AVAILABLE DATA:

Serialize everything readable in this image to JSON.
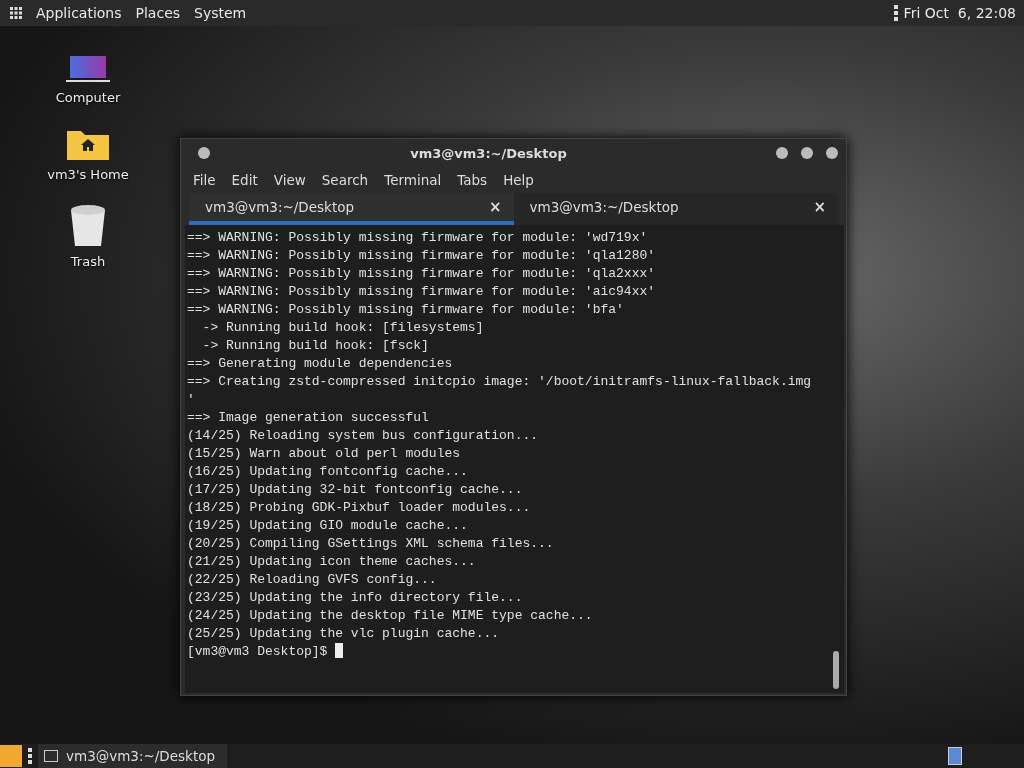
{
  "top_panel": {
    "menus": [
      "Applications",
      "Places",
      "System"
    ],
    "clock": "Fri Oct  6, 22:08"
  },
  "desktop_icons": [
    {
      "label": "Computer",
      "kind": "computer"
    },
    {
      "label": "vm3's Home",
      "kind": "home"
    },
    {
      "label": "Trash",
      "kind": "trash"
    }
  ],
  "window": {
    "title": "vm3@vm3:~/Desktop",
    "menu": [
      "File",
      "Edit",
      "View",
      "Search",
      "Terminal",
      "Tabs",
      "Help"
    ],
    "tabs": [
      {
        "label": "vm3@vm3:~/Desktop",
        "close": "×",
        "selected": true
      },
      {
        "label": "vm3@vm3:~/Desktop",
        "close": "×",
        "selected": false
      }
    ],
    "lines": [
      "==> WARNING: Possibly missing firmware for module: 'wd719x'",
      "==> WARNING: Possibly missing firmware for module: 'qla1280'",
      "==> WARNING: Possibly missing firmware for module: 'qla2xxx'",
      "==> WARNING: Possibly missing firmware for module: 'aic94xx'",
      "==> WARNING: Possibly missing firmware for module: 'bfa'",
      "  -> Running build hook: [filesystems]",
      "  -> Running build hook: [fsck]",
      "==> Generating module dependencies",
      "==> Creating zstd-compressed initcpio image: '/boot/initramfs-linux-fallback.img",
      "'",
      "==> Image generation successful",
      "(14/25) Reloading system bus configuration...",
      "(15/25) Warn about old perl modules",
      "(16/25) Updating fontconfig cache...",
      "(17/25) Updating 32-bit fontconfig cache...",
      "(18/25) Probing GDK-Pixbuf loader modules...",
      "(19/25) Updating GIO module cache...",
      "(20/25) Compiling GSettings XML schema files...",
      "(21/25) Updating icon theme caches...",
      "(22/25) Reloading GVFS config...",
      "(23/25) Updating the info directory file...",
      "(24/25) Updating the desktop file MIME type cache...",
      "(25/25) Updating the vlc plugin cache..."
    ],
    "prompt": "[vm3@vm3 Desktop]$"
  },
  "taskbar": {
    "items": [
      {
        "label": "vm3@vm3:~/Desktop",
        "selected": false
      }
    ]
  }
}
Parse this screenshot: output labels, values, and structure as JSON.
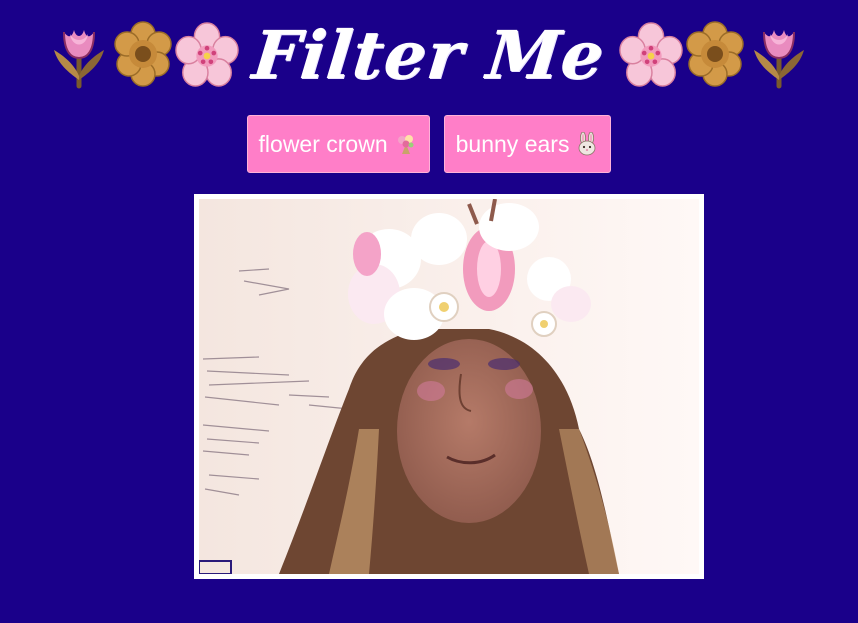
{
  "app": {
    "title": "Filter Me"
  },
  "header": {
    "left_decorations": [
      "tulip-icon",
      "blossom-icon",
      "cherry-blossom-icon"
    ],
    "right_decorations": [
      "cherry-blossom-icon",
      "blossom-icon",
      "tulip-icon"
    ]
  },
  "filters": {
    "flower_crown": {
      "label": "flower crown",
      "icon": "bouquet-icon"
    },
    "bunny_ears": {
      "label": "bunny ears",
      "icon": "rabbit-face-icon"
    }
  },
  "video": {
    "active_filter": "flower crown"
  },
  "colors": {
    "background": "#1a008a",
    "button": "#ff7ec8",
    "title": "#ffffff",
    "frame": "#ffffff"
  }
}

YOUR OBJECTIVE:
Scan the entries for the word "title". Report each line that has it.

RESPONSE FOR THIS EXERCISE:
    "title": "vm3@vm3:~/Desktop",
    "title": "Filter Me"
    "title": "#ffffff",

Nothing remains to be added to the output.